In most other cases, CRZ has taken an equity position in a small, growth stage company either by direct purchase of some or all of the company’s stock, or through a loan that can be converted into stock. Lustig says CannaRoyalty is providing back-end support and management services to the companies they’re incubating, with the idea being that the right kind of guidance, oversight, and focus will help the technology, while brands making up these companies’ assets will grow with the sector, leaving CRZ in a position to divest themselves of the equity and step into a license fees or royalty arrangement.
By developing relationships with their portfolio companies and fostering their growth, the company will be able to take advantage of in-network synergies and develop an understanding of this complicated consumer market that could end up being priceless.
An investment that CRZ made last year in Eureka Management Services, operators of Oakland, CA based Magnolia dispensary, gave Eureka the funding to build a test kitchen at the Magnolia site.
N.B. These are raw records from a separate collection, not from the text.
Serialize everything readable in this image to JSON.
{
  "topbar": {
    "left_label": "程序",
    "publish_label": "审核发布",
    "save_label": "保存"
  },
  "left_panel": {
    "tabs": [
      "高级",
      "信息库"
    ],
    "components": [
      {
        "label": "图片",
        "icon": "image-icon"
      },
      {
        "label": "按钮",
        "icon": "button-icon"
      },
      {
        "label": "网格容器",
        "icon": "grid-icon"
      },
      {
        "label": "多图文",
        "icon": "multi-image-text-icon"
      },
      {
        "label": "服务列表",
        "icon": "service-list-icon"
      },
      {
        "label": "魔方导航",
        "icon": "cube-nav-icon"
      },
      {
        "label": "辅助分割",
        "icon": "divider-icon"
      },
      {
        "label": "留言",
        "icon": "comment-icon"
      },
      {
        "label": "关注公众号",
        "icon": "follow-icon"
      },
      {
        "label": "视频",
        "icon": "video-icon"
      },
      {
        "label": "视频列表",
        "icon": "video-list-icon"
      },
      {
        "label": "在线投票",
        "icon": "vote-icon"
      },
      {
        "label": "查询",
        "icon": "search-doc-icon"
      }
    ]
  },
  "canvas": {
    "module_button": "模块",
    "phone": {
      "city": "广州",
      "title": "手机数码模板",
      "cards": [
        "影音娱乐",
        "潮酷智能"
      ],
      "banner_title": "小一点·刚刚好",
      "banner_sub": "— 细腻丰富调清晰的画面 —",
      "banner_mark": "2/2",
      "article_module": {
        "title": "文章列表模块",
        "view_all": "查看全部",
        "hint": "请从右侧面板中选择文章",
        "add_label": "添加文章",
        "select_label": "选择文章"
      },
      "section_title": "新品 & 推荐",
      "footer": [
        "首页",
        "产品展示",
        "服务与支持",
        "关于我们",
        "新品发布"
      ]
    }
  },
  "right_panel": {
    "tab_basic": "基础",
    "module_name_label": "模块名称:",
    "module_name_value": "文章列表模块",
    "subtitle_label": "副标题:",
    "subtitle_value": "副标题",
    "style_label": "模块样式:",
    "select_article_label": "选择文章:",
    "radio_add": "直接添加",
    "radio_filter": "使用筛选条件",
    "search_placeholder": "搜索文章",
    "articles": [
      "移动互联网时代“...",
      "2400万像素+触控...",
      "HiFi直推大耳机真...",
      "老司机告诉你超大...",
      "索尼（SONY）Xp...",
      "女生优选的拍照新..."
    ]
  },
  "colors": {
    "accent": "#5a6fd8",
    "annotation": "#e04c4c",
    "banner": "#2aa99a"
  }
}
The dispensary has been serving legal Oakland patients for many years and its proprietors are notable and well-liked members of the community who have been fighting for legal use since furnishing people with cannabis medicine was a form of civil disobedience.
By creating an opportunity to test new products with seasoned users in a top market, CRZ has put themselves in a position to refine formulas, packaging and branding quickly. They’ve also associated themselves (and their brands) as a partner of a local establishment with deep community roots. That seems positive, given their target demographic.
Let’s See What We’ve Got Here
Brand assets can be tough to value, especially pre-revenue. The answer is usually a function of the size of the addressable market and the ability of the brand’s managers to address that market. So far, the market has a high opinion of CRZ’s collection of Cannabis brands. The 36M share company is trading around $3, for a $143M market cap.
That isn’t a bad number for a collection of assets that Lusting and his team appear to have developed for around $8 million in cash and stock.
This valuation has been freshly validated with a recent $15M bought deal financing. Those assets are unencumbered by long term debt, and the company has a strong cash position.
Curiously, SEDI filings and the company listing document show that no director or officer of CRZ are currently shareholders, and the company stock options plan has yet to award any options to executive officers. Conventional Howe St. wisdom is that management whose compensation depends on the equity price is better for a company’s market cap, but we doubt that that’s ever been shown empirically. Besides, any company that can raise 1/10 of it’s market cap in a bought deal may be better off paying management in cash.
By contrast, Canadian cannabis giant Aphria Inc. (APH.V) is in the farming business, and they are also a CRZ shareholder. They’ve grown to a $500M market cap by vertically integrating their harvests and creating consumer products that focus on consistency. Aphria has an 8.3% stake in CRZ, and had a right of first refusal on CRZ equity financings which expired when they didn’t participate in this last bought deal. Whether Aphria is interested in any particular CRZ asset or if they’re simply hedging is anyone’s guess, but the attention and participation of a market leader like the big Canadian licensed producer makes it look like CRZ must be doing something right.
Growing these brands from the ground up isn’t just the cheap way or the hard way, it’s the only way. But that doesn’t make it easy. There aren’t any national pot brands yet and, if there were, they wouldn’t be for sale.
At CRZ, all of the pieces are there. The company has a hard-working and knowledgeable team that is putting all of their assets in a position to succeed. As long as the cannabis market continues to benefit from the tailwinds of deregulation, CRZ is hoping that they’ll have made the early consumer connections that put their brands in position to become household names.
— Braden Maccke